While some information on models and datasets is automatically captured, you can add more information by using tags. When you look for registered models and datasets in your workspace, you can use tags as a filter.

Associating a dataset with a registered model is an optional step. For information on how to reference a dataset when you register a model, see the Model class reference.

Notify, automate, and alert on events in the machine learning lifecycle

Machine Learning publishes key events to Azure Event Grid, which can be used to notify and automate on events in the machine learning lifecycle. For more information, see Use Event Grid.

Monitor for operational and machine learning issues

Monitoring enables you to understand what data is being sent to your model, and the predictions that it returns.
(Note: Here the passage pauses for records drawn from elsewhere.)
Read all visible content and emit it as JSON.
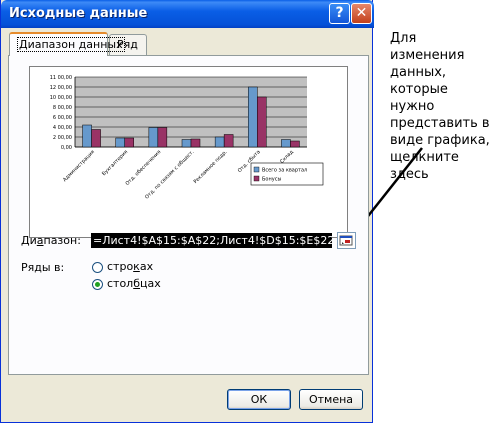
{
  "window": {
    "title": "Исходные данные",
    "help_label": "?",
    "close_label": "✕"
  },
  "tabs": [
    {
      "label": "Диапазон данных",
      "active": true
    },
    {
      "label": "Ряд",
      "active": false
    }
  ],
  "chart_data": {
    "type": "bar",
    "categories": [
      "Администрация",
      "Бухгалтерия",
      "Отд. обеспечения",
      "Отд. по связям с общест.",
      "Рекламное подр.",
      "Отд. сбыта",
      "Склад"
    ],
    "series": [
      {
        "name": "Всего за квартал",
        "values": [
          4400,
          1800,
          3900,
          1500,
          2000,
          12000,
          1500
        ]
      },
      {
        "name": "Бонусы",
        "values": [
          3500,
          1800,
          3900,
          1600,
          2500,
          10000,
          1200
        ]
      }
    ],
    "y_ticks": [
      "11 00,00",
      "12 00,00",
      "10 00,00",
      "8 00,00",
      "6 00,00",
      "4 00,00",
      "2 00,00",
      "0,00"
    ],
    "ylim": [
      0,
      14000
    ],
    "grid": true,
    "legend": "right",
    "colors": {
      "series1": "#6699cc",
      "series2": "#993366",
      "plot_bg": "#c0c0c0"
    }
  },
  "form": {
    "range_label_prefix": "Ди",
    "range_label_underlined": "а",
    "range_label_suffix": "пазон:",
    "range_value": "=Лист4!$A$15:$A$22;Лист4!$D$15:$E$22",
    "series_in_label": "Ряды в:",
    "rows_prefix": "стро",
    "rows_underlined": "к",
    "rows_suffix": "ах",
    "columns_prefix": "стол",
    "columns_underlined": "б",
    "columns_suffix": "цах",
    "selected": "columns"
  },
  "buttons": {
    "ok": "ОК",
    "cancel": "Отмена"
  },
  "annotation": {
    "text": "Для изменения данных, которые нужно представить в виде графика, щелкните здесь"
  }
}
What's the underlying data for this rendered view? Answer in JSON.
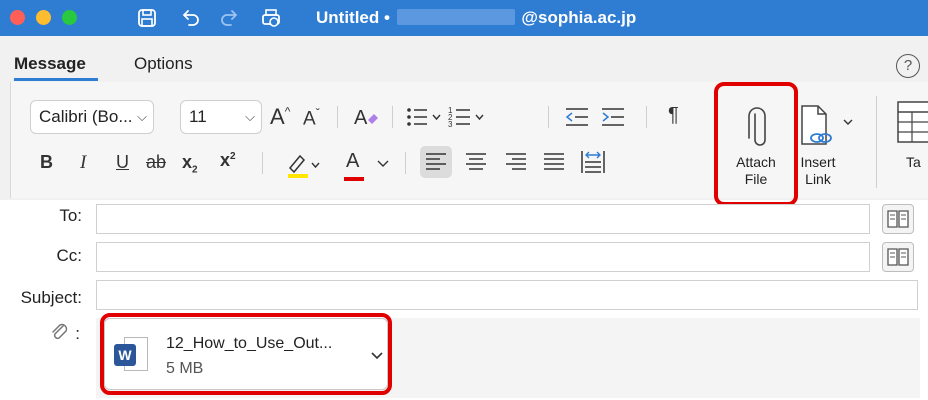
{
  "window": {
    "title_prefix": "Untitled •",
    "title_suffix": "@sophia.ac.jp"
  },
  "tabs": [
    {
      "label": "Message",
      "active": true
    },
    {
      "label": "Options",
      "active": false
    }
  ],
  "ribbon": {
    "font_name": "Calibri (Bo...",
    "font_size": "11",
    "attach_file_line1": "Attach",
    "attach_file_line2": "File",
    "insert_link_line1": "Insert",
    "insert_link_line2": "Link",
    "table_partial": "Ta",
    "bold": "B",
    "italic": "I",
    "underline": "U",
    "strike": "ab",
    "subscript": "x",
    "superscript": "x",
    "font_color": "A",
    "grow_font": "A",
    "shrink_font": "A",
    "pilcrow": "¶"
  },
  "fields": {
    "to_label": "To:",
    "cc_label": "Cc:",
    "subject_label": "Subject:",
    "attach_label": ":"
  },
  "attachment": {
    "name": "12_How_to_Use_Out...",
    "size": "5 MB"
  },
  "colors": {
    "titlebar": "#2f7cd3",
    "highlight_box": "#e00000",
    "highlight_color": "#ffe500",
    "font_color": "#e00000"
  }
}
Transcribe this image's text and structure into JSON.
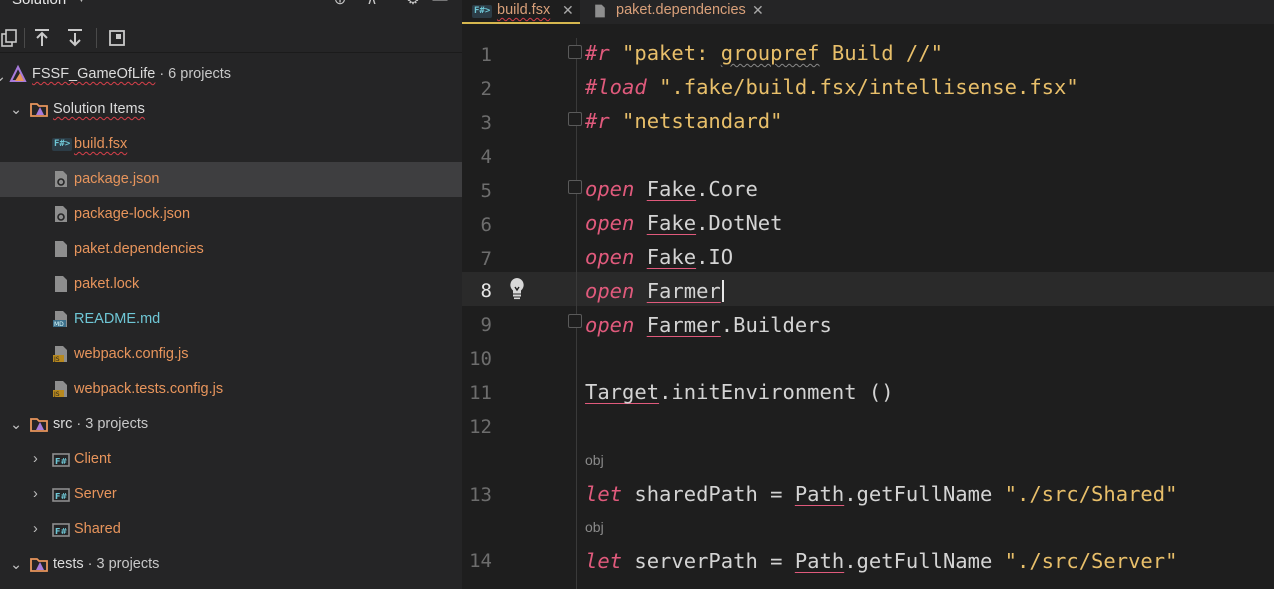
{
  "solution": {
    "title": "Solution",
    "root": {
      "name": "FSSF_GameOfLife",
      "meta": "· 6 projects"
    },
    "solution_items": {
      "label": "Solution Items",
      "files": [
        {
          "name": "build.fsx",
          "kind": "fsharp",
          "color": "orange"
        },
        {
          "name": "package.json",
          "kind": "gear",
          "color": "orange"
        },
        {
          "name": "package-lock.json",
          "kind": "gear",
          "color": "orange"
        },
        {
          "name": "paket.dependencies",
          "kind": "file",
          "color": "orange"
        },
        {
          "name": "paket.lock",
          "kind": "file",
          "color": "orange"
        },
        {
          "name": "README.md",
          "kind": "md",
          "color": "teal"
        },
        {
          "name": "webpack.config.js",
          "kind": "js",
          "color": "orange"
        },
        {
          "name": "webpack.tests.config.js",
          "kind": "js",
          "color": "orange"
        }
      ]
    },
    "src": {
      "name": "src",
      "meta": "· 3 projects",
      "projects": [
        "Client",
        "Server",
        "Shared"
      ]
    },
    "tests": {
      "name": "tests",
      "meta": "· 3 projects"
    }
  },
  "editor": {
    "tabs": [
      {
        "label": "build.fsx",
        "badge": "F#",
        "active": true
      },
      {
        "label": "paket.dependencies",
        "active": false
      }
    ],
    "close_glyph": "✕",
    "line_numbers": [
      "1",
      "2",
      "3",
      "4",
      "5",
      "6",
      "7",
      "8",
      "9",
      "10",
      "11",
      "12",
      "13",
      "14"
    ],
    "current_line": "8",
    "lines": {
      "l1": {
        "kw": "#r",
        "str1": "\"paket: ",
        "wavy": "groupref",
        "str2": " Build //\""
      },
      "l2": {
        "kw": "#load",
        "str": "\".fake/build.fsx/intellisense.fsx\""
      },
      "l3": {
        "kw": "#r",
        "str": "\"netstandard\""
      },
      "l5": {
        "kw": "open",
        "mod": "Fake",
        "rest": ".Core"
      },
      "l6": {
        "kw": "open",
        "mod": "Fake",
        "rest": ".DotNet"
      },
      "l7": {
        "kw": "open",
        "mod": "Fake",
        "rest": ".IO"
      },
      "l8": {
        "kw": "open",
        "mod": "Farmer",
        "rest": ""
      },
      "l9": {
        "kw": "open",
        "mod": "Farmer",
        "rest": ".Builders"
      },
      "l11": {
        "mod": "Target",
        "rest": ".initEnvironment ()"
      },
      "hint13": "obj",
      "l13": {
        "kw": "let",
        "name": " sharedPath = ",
        "mod": "Path",
        "rest": ".getFullName ",
        "str": "\"./src/Shared\""
      },
      "hint14": "obj",
      "l14": {
        "kw": "let",
        "name": " serverPath = ",
        "mod": "Path",
        "rest": ".getFullName ",
        "str": "\"./src/Server\""
      }
    }
  },
  "colors": {
    "accent": "#e05a7c",
    "string": "#e8bf6a",
    "file_orange": "#e8955c",
    "tab_underline": "#d6b74f"
  }
}
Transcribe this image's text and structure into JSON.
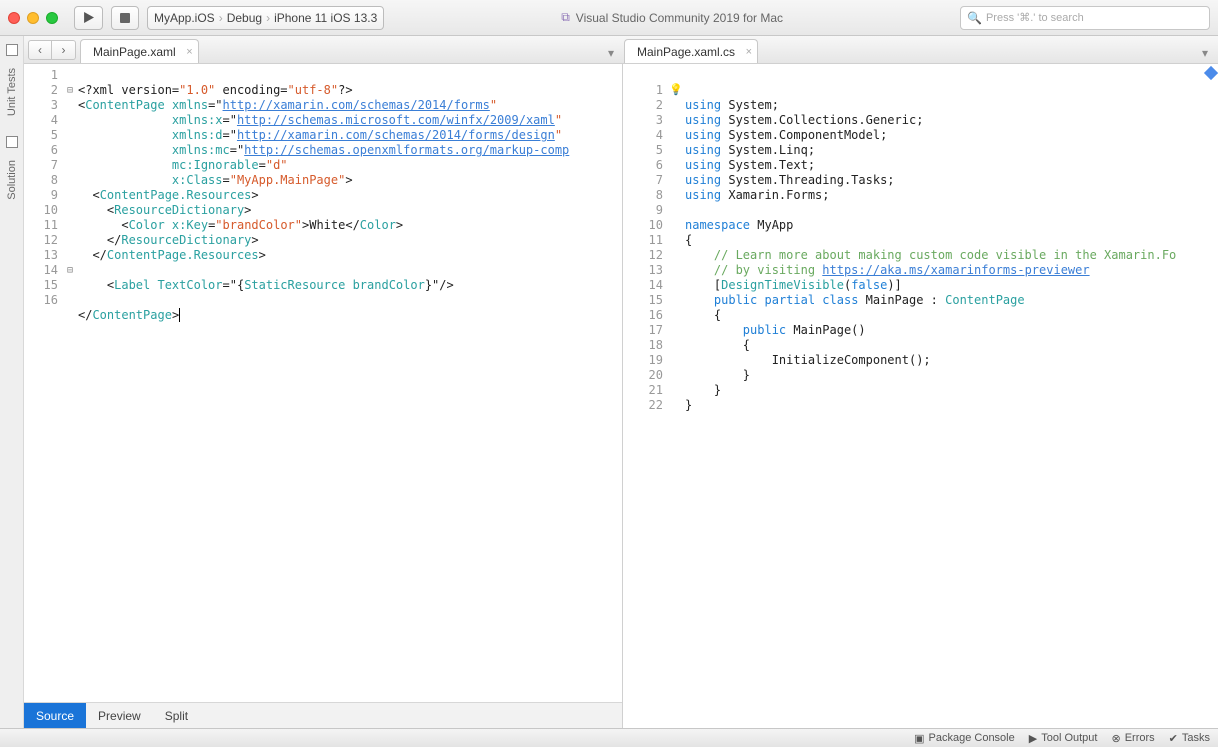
{
  "titlebar": {
    "crumb1": "MyApp.iOS",
    "crumb2": "Debug",
    "crumb3": "iPhone 11 iOS 13.3",
    "app_title": "Visual Studio Community 2019 for Mac",
    "search_placeholder": "Press '⌘.' to search"
  },
  "sidebar": {
    "tab1": "Unit Tests",
    "tab2": "Solution"
  },
  "tabs": {
    "left": "MainPage.xaml",
    "right": "MainPage.xaml.cs"
  },
  "view_tabs": {
    "source": "Source",
    "preview": "Preview",
    "split": "Split"
  },
  "status": {
    "pkg": "Package Console",
    "tool": "Tool Output",
    "errors": "Errors",
    "tasks": "Tasks"
  },
  "left_code": {
    "lines": [
      "1",
      "2",
      "3",
      "4",
      "5",
      "6",
      "7",
      "8",
      "9",
      "10",
      "11",
      "12",
      "13",
      "14",
      "15",
      "16"
    ],
    "l1a": "<?xml version=",
    "l1b": "\"1.0\"",
    "l1c": " encoding=",
    "l1d": "\"utf-8\"",
    "l1e": "?>",
    "l2a": "<",
    "l2b": "ContentPage",
    "l2c": " xmlns",
    "l2d": "=\"",
    "l2e": "http://xamarin.com/schemas/2014/forms",
    "l2f": "\"",
    "l3a": "             xmlns:x",
    "l3b": "=\"",
    "l3c": "http://schemas.microsoft.com/winfx/2009/xaml",
    "l3d": "\"",
    "l4a": "             xmlns:d",
    "l4b": "=\"",
    "l4c": "http://xamarin.com/schemas/2014/forms/design",
    "l4d": "\"",
    "l5a": "             xmlns:mc",
    "l5b": "=\"",
    "l5c": "http://schemas.openxmlformats.org/markup-comp",
    "l6a": "             mc:Ignorable",
    "l6b": "=",
    "l6c": "\"d\"",
    "l7a": "             x:Class",
    "l7b": "=",
    "l7c": "\"MyApp.MainPage\"",
    "l7d": ">",
    "l8a": "  <",
    "l8b": "ContentPage.Resources",
    "l8c": ">",
    "l9a": "    <",
    "l9b": "ResourceDictionary",
    "l9c": ">",
    "l10a": "      <",
    "l10b": "Color",
    "l10c": " x:Key",
    "l10d": "=",
    "l10e": "\"brandColor\"",
    "l10f": ">White</",
    "l10g": "Color",
    "l10h": ">",
    "l11a": "    </",
    "l11b": "ResourceDictionary",
    "l11c": ">",
    "l12a": "  </",
    "l12b": "ContentPage.Resources",
    "l12c": ">",
    "l14a": "    <",
    "l14b": "Label",
    "l14c": " TextColor",
    "l14d": "=\"{",
    "l14e": "StaticResource",
    "l14f": " ",
    "l14g": "brandColor",
    "l14h": "}\"/>",
    "l16a": "</",
    "l16b": "ContentPage",
    "l16c": ">"
  },
  "right_code": {
    "lines": [
      "1",
      "2",
      "3",
      "4",
      "5",
      "6",
      "7",
      "8",
      "9",
      "10",
      "11",
      "12",
      "13",
      "14",
      "15",
      "16",
      "17",
      "18",
      "19",
      "20",
      "21",
      "22"
    ],
    "using": "using",
    "u1": " System;",
    "u2": " System.Collections.Generic;",
    "u3": " System.ComponentModel;",
    "u4": " System.Linq;",
    "u5": " System.Text;",
    "u6": " System.Threading.Tasks;",
    "u7": " Xamarin.Forms;",
    "ns": "namespace",
    "nsn": " MyApp",
    "ob": "{",
    "c1": "    // Learn more about making custom code visible in the Xamarin.Fo",
    "c2": "    // by visiting ",
    "c2l": "https://aka.ms/xamarinforms-previewer",
    "dtv1": "    [",
    "dtv2": "DesignTimeVisible",
    "dtv3": "(",
    "dtv4": "false",
    "dtv5": ")]",
    "pc1": "    ",
    "pc_pub": "public",
    "pc_par": " partial ",
    "pc_cls": "class",
    "pc_name": " MainPage : ",
    "pc_base": "ContentPage",
    "ob2": "    {",
    "ctor1": "        ",
    "ctor_pub": "public",
    "ctor2": " MainPage()",
    "ob3": "        {",
    "init": "            InitializeComponent();",
    "cb3": "        }",
    "cb2": "    }",
    "cb": "}"
  }
}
This information helps you understand how your model is being used. The collected input data might also be useful in training future versions of the model.

For more information, see Enable model data collection.

Retrain your model on new data

Often, you'll want to validate your model, update it, or even retrain it from scratch, as you receive new information. Sometimes, receiving new data is an expected part of the domain. Other times, as discussed in Detect data drift (preview) on datasets, model performance can degrade because of:

  • Changes to a particular sensor.
  • Natural data changes such as seasonal effects.
  • Features shifting in their relation to other features.

There's no universal answer to "How do I know if I should retrain?" The Machine Learning event and monitoring tools previously discussed are good starting points for automation. After you've decided to retrain, you should:

  • Preprocess your data by using a repeatable, automated process.
  • Train your new model.
  • Compare the outputs of your new model to the outputs of your old model.
  • Use predefined criteria to choose whether to replace your old model.

A theme of the preceding steps is that your retraining should be automated, not improvised. Machine Learning pipelines are a good answer for creating workflows that relate to data preparation, training, validation, and deployment. Read Retrain models with Machine Learning designer to see how pipelines and the Machine Learning designer fit into a retraining scenario.

Automate the machine learning lifecycle

You can use GitHub and Azure Pipelines to create a continuous integration process that trains a model. In a typical scenario, when a data scientist checks a change into the Git repo for a project, Azure Pipelines starts a training job. The results of the job can then be inspected to see the performance characteristics of the trained model. You can also create a pipeline that deploys the model as a web service.

The Machine Learning extension makes it easier to work with Azure Pipelines. It provides the following enhancements to Azure Pipelines:

  • Enables workspace selection when you define a service connection.
  • Enables release pipelines to be triggered by trained models created in a training pipeline.

For more information on using Azure Pipelines with Machine Learning, see:

You can also use Azure Data Factory to create a data ingestion pipeline that prepares data for use with training. For more information, see Data ingestion pipeline.

Next steps

Learn more by reading and exploring the following resources: